# TASK TO COMPLETE:
Look through the records below and copy each line that includes the word "background".

== Segment start ==

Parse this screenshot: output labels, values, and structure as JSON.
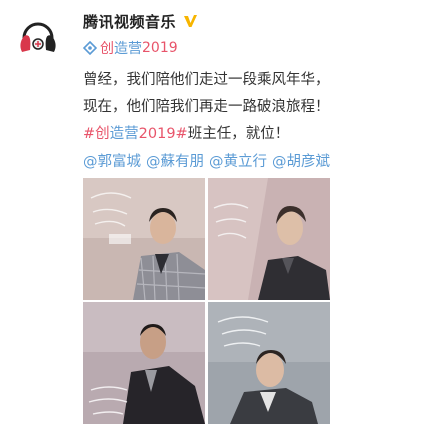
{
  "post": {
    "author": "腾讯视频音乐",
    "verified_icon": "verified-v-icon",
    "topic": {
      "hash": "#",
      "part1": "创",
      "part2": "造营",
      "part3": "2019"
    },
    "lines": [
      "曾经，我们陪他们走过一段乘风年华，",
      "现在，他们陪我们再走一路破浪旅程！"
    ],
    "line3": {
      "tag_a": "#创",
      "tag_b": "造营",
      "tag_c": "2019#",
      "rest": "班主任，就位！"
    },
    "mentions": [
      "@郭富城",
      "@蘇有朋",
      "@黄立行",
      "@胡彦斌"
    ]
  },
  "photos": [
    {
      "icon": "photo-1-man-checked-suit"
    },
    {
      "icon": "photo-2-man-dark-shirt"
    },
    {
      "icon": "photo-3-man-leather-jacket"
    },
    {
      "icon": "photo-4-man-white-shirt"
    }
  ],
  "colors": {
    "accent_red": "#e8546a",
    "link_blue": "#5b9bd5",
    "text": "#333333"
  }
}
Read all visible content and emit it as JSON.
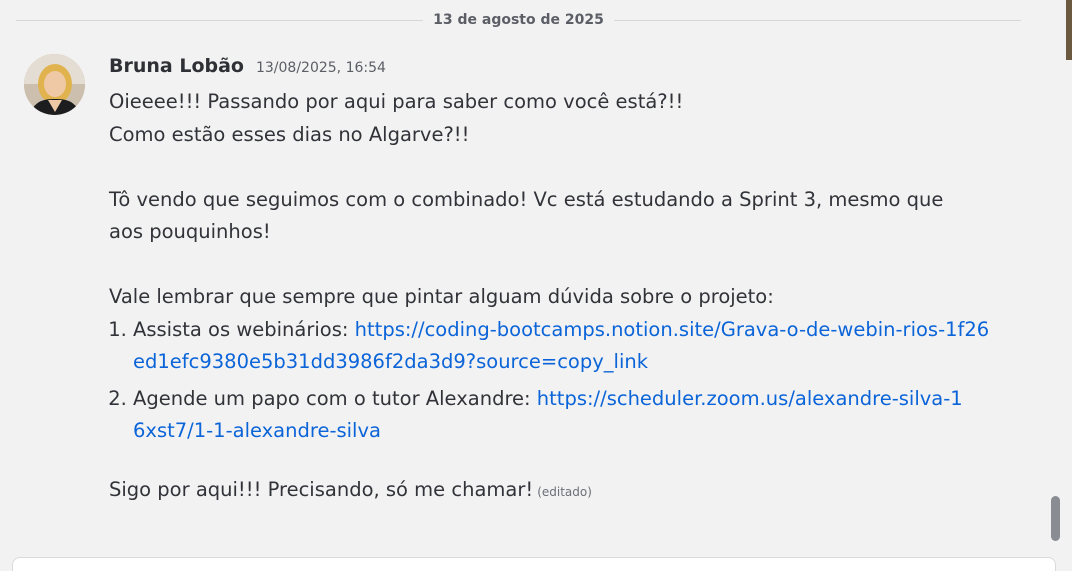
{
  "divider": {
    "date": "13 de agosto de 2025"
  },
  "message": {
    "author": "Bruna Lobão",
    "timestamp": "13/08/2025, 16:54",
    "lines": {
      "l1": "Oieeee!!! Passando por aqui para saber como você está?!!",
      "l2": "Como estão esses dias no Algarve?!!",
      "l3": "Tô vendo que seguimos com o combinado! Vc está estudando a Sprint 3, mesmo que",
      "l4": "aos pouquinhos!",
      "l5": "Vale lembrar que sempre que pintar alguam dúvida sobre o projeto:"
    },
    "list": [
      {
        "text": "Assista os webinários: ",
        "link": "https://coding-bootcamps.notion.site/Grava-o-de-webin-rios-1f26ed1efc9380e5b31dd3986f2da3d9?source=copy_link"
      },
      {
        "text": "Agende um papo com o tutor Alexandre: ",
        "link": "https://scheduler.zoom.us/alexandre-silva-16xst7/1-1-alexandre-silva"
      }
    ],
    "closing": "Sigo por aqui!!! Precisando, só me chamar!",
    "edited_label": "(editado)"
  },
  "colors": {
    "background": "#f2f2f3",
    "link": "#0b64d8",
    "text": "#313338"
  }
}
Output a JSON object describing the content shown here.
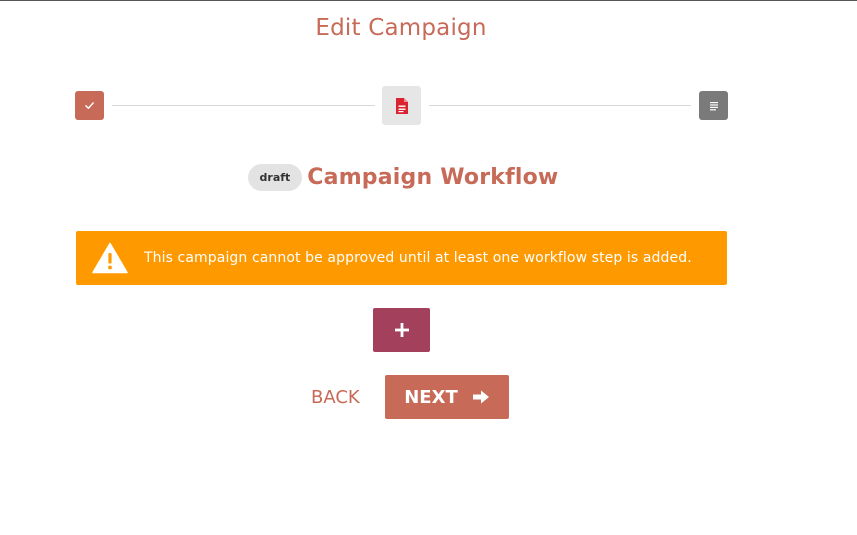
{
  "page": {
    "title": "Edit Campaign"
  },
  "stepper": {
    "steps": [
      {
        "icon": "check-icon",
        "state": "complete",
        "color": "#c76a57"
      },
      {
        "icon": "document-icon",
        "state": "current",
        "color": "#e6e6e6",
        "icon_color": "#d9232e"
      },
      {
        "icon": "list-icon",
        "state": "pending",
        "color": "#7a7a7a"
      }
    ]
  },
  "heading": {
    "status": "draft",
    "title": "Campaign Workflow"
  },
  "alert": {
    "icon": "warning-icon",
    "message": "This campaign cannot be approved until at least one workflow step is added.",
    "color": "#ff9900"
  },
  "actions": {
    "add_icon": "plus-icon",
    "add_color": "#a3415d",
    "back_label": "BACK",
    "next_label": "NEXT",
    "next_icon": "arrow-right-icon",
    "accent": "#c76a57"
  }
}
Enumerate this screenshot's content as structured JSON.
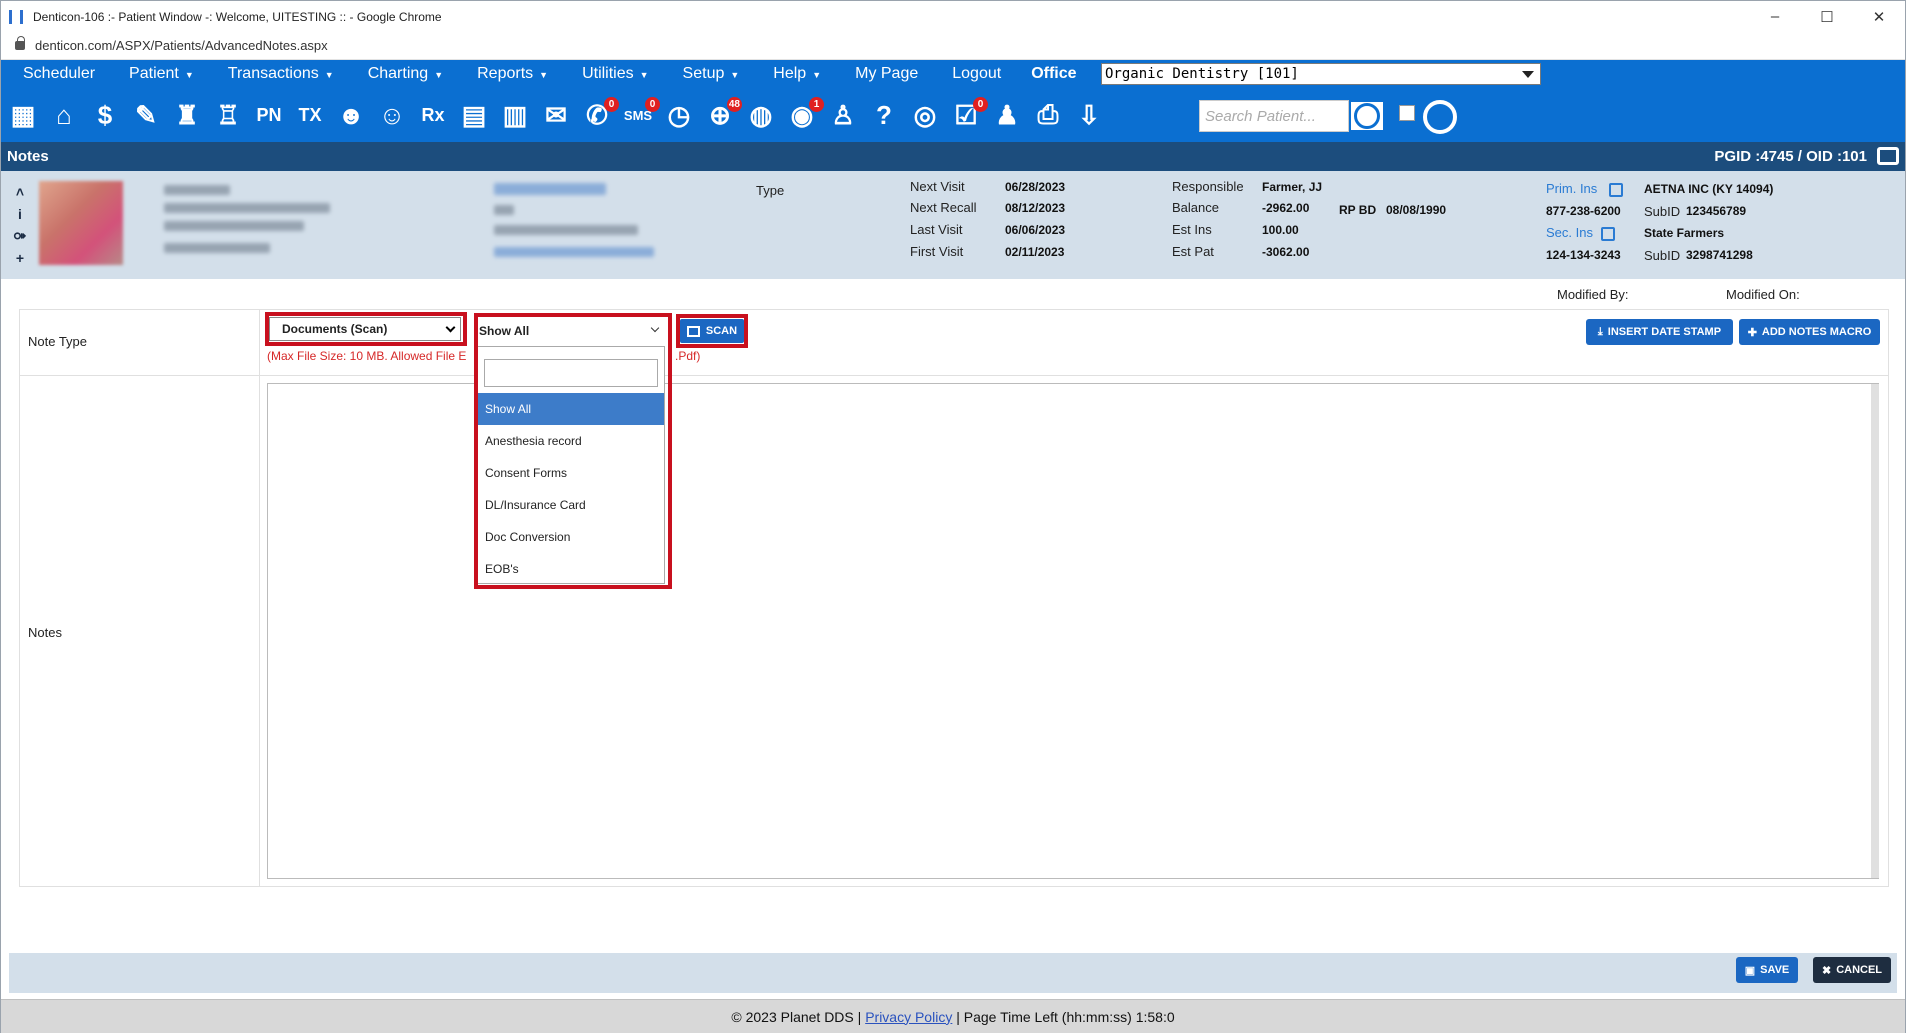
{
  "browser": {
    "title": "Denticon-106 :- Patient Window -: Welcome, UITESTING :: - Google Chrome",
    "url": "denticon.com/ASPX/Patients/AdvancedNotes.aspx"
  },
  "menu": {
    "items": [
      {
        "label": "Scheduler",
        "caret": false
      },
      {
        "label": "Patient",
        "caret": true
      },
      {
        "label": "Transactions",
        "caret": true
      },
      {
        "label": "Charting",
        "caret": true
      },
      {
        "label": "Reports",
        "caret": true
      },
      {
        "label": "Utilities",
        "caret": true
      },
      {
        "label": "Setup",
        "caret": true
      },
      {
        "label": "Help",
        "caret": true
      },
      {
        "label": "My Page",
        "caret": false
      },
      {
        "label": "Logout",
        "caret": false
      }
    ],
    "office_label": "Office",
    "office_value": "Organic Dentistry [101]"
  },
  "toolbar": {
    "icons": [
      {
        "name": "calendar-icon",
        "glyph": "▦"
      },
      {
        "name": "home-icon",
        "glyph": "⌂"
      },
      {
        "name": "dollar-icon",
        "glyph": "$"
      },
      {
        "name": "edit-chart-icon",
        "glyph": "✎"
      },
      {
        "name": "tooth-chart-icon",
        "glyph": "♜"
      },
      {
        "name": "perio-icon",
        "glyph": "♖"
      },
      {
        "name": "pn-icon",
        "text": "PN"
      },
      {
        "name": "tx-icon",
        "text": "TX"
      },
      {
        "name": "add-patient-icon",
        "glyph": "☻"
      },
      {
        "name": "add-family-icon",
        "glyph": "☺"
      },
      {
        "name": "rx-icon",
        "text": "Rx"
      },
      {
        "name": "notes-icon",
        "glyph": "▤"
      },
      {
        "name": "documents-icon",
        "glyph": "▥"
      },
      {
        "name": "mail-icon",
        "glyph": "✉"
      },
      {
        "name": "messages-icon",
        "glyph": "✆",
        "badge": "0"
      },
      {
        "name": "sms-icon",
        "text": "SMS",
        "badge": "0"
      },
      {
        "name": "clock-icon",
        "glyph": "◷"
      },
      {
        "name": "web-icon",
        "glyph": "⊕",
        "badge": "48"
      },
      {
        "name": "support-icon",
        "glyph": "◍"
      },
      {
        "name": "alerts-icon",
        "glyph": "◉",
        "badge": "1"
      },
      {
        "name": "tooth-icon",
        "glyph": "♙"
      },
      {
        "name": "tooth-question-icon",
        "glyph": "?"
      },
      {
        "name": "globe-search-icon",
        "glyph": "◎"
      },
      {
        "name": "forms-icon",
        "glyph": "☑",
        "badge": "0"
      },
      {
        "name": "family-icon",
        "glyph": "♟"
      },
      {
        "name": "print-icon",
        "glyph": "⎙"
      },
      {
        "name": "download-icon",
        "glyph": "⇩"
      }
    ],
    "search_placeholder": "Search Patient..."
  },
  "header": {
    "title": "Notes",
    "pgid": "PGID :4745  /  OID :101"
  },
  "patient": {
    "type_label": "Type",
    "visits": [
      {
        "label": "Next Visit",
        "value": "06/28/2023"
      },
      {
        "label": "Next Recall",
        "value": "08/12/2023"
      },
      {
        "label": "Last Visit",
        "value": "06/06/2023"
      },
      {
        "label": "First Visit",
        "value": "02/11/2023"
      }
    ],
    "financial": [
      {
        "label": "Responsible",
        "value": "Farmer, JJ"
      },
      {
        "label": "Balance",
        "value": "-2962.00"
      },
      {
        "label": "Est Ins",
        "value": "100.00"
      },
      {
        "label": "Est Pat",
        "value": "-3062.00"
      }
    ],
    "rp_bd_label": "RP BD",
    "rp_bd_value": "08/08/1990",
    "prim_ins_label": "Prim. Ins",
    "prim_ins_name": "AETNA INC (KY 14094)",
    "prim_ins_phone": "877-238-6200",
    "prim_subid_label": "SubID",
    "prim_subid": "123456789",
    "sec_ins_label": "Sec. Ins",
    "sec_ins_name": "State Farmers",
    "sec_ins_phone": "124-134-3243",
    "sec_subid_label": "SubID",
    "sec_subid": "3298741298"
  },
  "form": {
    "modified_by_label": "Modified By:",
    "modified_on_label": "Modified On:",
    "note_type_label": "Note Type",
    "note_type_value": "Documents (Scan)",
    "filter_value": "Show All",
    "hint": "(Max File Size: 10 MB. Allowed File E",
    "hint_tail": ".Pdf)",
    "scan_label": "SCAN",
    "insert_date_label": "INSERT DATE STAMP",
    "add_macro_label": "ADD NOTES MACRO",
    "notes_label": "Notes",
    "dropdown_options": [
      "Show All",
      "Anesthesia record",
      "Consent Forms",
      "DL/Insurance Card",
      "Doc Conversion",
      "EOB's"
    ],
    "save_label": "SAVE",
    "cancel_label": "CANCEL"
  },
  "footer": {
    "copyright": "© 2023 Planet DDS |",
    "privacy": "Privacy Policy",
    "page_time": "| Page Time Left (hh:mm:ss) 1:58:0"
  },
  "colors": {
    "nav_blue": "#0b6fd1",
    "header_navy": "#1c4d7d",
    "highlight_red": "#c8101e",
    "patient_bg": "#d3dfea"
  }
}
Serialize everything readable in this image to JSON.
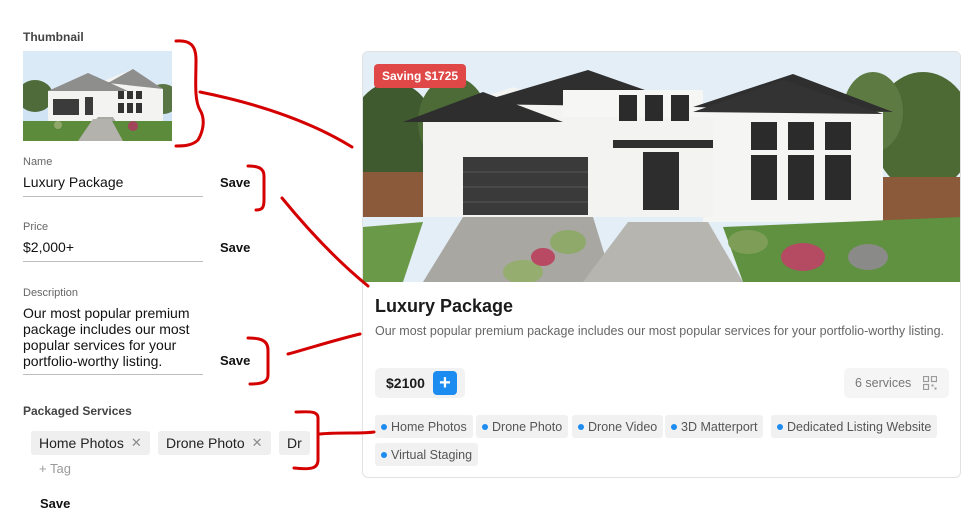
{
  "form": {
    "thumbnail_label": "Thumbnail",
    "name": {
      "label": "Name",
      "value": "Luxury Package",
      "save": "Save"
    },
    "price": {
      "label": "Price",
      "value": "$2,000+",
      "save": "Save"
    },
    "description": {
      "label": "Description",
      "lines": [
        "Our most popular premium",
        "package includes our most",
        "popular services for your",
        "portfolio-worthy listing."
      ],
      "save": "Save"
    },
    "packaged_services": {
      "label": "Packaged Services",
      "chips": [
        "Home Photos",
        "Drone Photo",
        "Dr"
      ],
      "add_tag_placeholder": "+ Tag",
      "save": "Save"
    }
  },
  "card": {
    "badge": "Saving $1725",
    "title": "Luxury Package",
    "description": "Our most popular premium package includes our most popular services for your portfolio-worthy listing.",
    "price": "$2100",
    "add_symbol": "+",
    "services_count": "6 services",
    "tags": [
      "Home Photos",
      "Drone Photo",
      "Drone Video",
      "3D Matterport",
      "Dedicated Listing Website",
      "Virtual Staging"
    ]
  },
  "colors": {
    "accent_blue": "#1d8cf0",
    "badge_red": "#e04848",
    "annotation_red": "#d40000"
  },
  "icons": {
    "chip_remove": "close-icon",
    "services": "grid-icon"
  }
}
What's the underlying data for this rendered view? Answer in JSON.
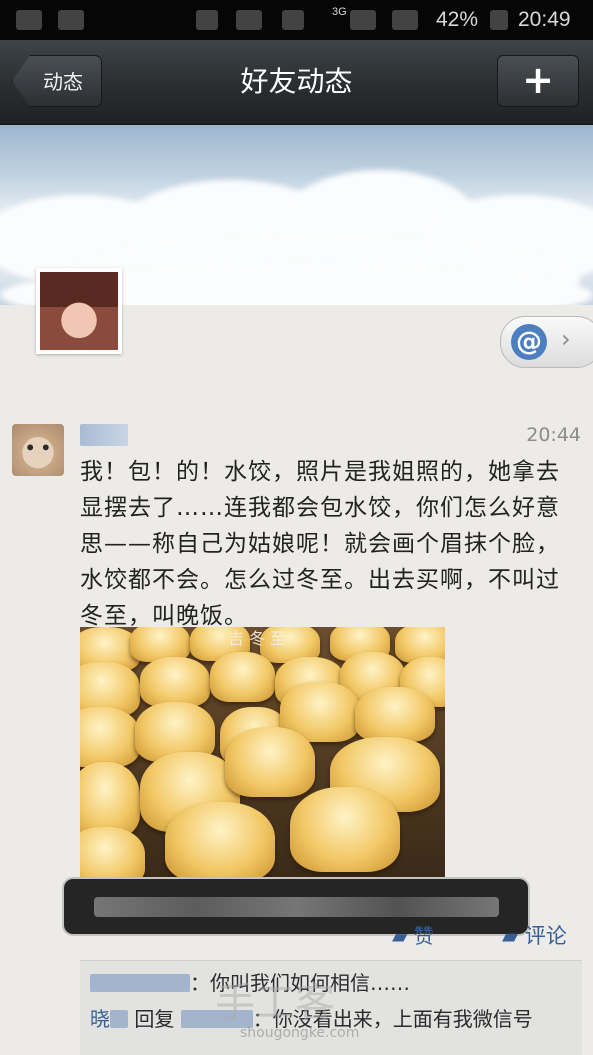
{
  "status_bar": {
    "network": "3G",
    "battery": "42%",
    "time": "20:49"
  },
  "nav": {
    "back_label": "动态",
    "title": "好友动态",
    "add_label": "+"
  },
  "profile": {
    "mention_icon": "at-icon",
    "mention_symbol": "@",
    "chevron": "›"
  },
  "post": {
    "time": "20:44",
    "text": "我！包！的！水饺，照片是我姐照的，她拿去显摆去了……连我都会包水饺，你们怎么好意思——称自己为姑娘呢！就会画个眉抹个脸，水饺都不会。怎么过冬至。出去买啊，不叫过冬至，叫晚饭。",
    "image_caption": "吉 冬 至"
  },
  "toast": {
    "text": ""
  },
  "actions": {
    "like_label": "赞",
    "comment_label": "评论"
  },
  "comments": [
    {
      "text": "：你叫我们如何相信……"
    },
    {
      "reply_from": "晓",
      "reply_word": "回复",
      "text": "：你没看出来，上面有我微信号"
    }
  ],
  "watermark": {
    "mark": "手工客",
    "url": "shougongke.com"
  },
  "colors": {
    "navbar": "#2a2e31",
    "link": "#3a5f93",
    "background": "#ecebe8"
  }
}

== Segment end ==

# RESULT BELOW:
    "background": "#f2f2f3",
    "background": "#ecebe8"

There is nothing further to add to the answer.